Review the material line by line. Identify and copy every line that contains the string "data".
- - - - - - -
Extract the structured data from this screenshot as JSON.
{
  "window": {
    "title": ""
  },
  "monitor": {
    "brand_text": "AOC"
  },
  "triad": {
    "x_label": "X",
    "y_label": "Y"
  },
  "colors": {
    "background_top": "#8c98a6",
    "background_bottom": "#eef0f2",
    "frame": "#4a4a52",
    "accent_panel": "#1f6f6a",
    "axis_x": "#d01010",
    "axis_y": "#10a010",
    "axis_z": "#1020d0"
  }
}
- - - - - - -
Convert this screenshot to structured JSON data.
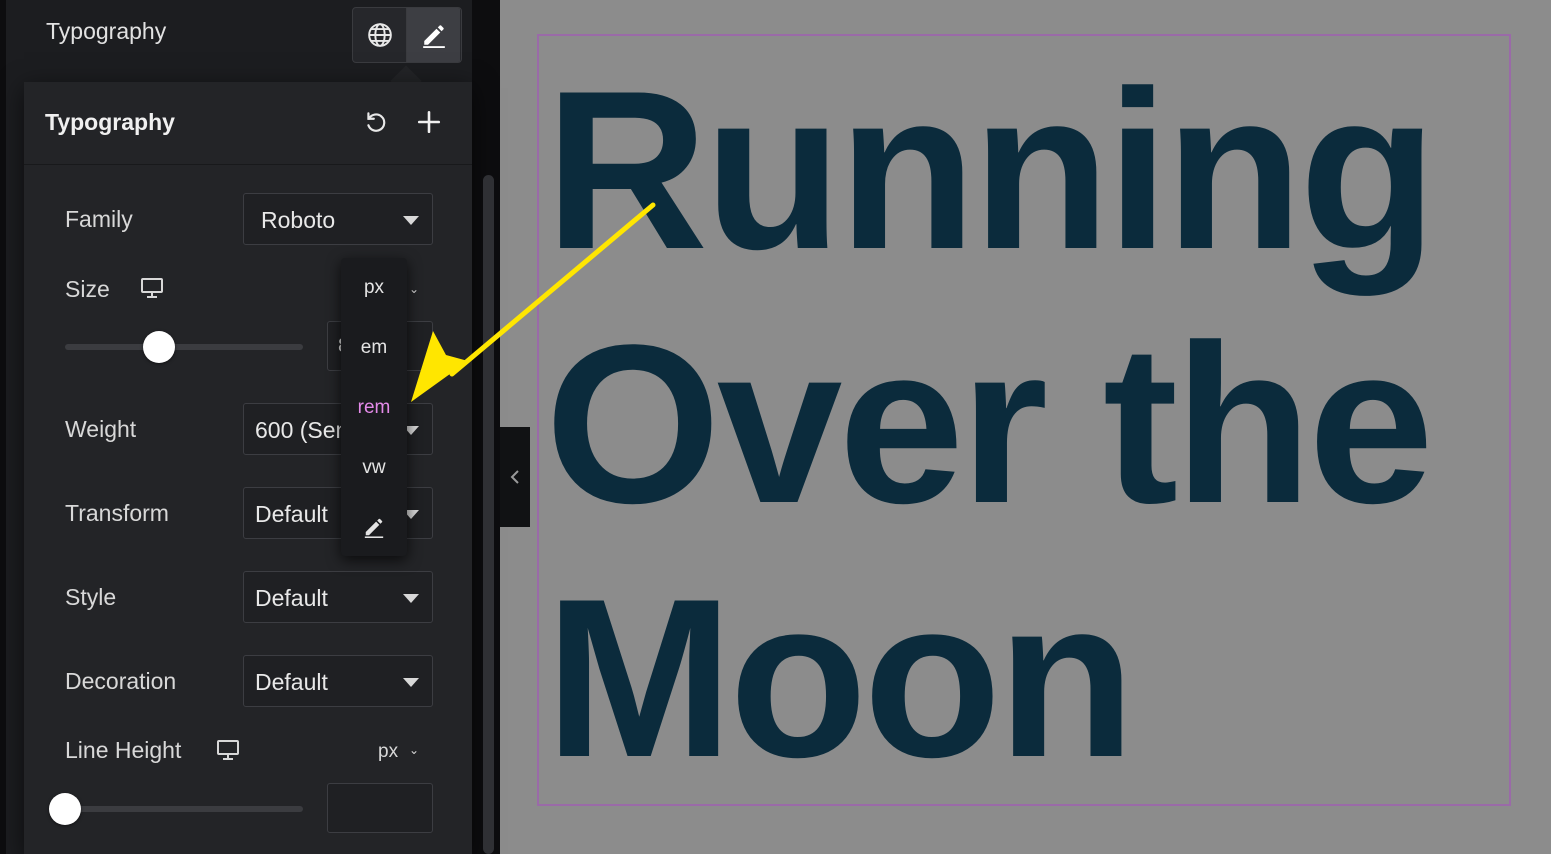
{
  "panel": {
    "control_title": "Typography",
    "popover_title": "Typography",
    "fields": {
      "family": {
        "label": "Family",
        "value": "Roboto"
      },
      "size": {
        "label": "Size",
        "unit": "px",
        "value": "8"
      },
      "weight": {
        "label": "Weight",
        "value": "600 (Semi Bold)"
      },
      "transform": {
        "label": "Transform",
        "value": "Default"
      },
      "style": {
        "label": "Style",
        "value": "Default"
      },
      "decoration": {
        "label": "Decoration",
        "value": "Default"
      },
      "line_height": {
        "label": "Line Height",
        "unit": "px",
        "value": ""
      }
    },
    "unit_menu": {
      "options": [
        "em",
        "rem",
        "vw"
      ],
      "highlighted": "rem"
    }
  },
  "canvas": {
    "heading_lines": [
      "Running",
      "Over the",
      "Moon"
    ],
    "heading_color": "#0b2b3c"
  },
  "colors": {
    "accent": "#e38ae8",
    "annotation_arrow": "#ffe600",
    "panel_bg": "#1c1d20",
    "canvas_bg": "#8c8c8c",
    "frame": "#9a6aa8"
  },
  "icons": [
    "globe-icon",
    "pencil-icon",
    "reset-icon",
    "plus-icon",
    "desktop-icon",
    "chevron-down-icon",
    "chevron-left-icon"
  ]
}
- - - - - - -
SOLUTION FOR THIS PROBLEM.
Extract the structured data from this screenshot as JSON.
Convert this screenshot to structured JSON data.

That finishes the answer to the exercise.